__How to complete this task__. From the entries below, pull out each line where "страницы" appears.

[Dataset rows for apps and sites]
# # # #

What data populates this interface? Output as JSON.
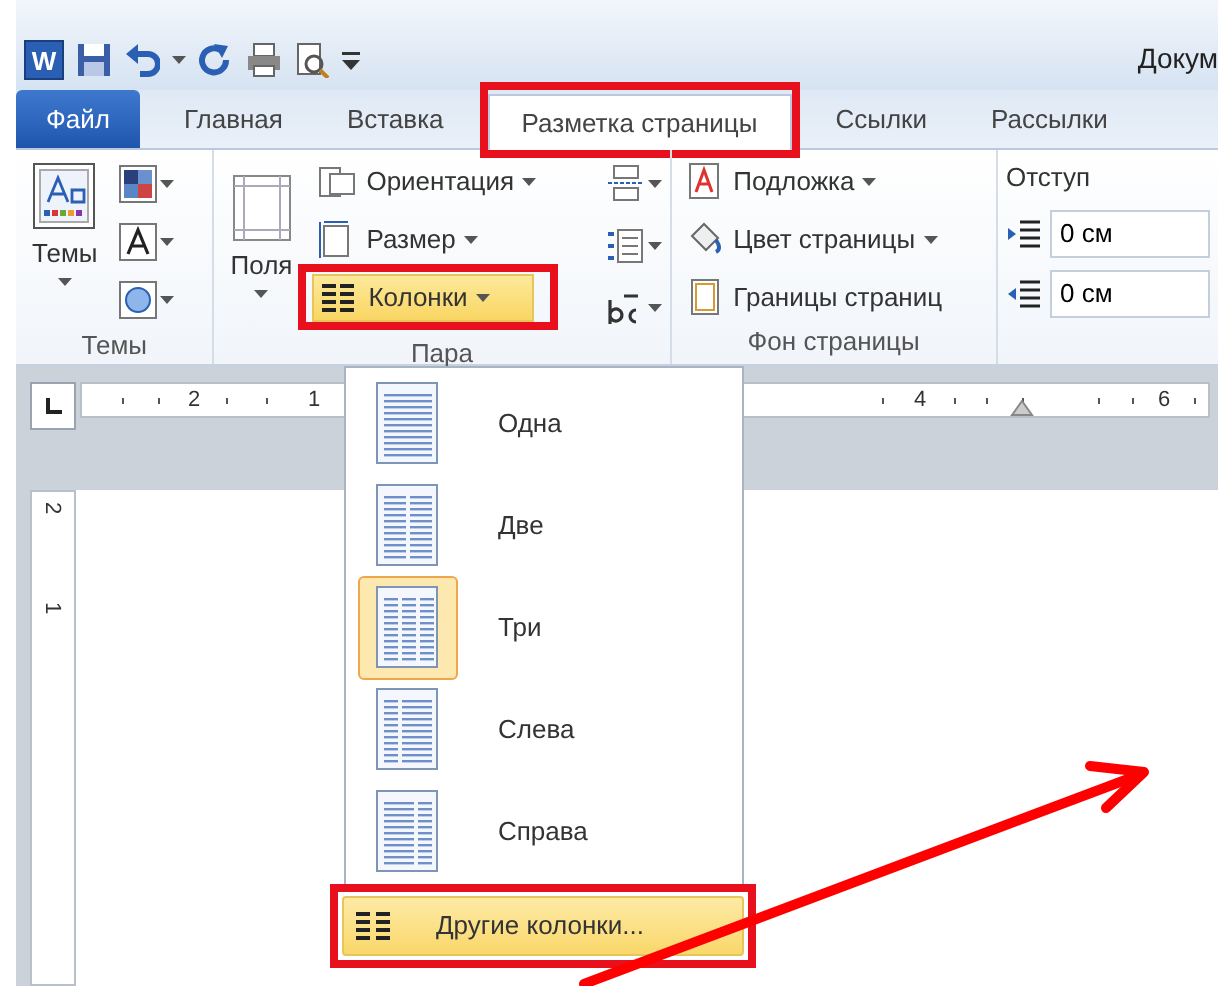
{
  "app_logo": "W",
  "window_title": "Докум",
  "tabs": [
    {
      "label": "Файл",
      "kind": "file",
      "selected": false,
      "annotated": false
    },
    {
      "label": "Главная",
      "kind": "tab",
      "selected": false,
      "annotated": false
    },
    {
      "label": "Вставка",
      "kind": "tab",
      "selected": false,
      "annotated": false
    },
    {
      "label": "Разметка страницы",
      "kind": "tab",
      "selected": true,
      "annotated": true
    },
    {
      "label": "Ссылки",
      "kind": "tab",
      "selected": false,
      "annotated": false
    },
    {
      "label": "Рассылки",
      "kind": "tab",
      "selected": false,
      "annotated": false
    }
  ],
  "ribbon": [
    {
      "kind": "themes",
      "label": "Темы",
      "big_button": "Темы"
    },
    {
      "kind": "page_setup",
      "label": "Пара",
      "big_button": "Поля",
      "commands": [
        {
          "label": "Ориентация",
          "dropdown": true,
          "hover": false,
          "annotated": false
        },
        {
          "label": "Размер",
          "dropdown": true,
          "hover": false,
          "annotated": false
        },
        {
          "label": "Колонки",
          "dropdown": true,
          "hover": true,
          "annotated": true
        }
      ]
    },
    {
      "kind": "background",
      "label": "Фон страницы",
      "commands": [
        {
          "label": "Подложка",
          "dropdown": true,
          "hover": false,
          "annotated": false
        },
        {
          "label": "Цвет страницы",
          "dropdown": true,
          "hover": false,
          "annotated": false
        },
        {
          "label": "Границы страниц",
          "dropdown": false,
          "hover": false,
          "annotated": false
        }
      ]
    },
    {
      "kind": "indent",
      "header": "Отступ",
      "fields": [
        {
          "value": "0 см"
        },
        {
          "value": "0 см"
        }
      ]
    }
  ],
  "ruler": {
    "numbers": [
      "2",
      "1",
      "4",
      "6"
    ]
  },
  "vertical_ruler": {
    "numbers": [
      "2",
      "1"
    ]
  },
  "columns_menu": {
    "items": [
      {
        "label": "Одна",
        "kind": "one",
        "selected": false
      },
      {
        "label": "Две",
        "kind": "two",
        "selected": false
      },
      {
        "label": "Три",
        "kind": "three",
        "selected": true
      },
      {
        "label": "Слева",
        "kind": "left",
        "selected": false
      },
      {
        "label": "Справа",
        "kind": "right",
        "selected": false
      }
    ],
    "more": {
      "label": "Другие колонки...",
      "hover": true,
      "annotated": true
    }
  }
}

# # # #

__Response to the exercise__.
      "label": "Разметка страницы",
      "label": "Фон страницы",
          "label": "Цвет страницы",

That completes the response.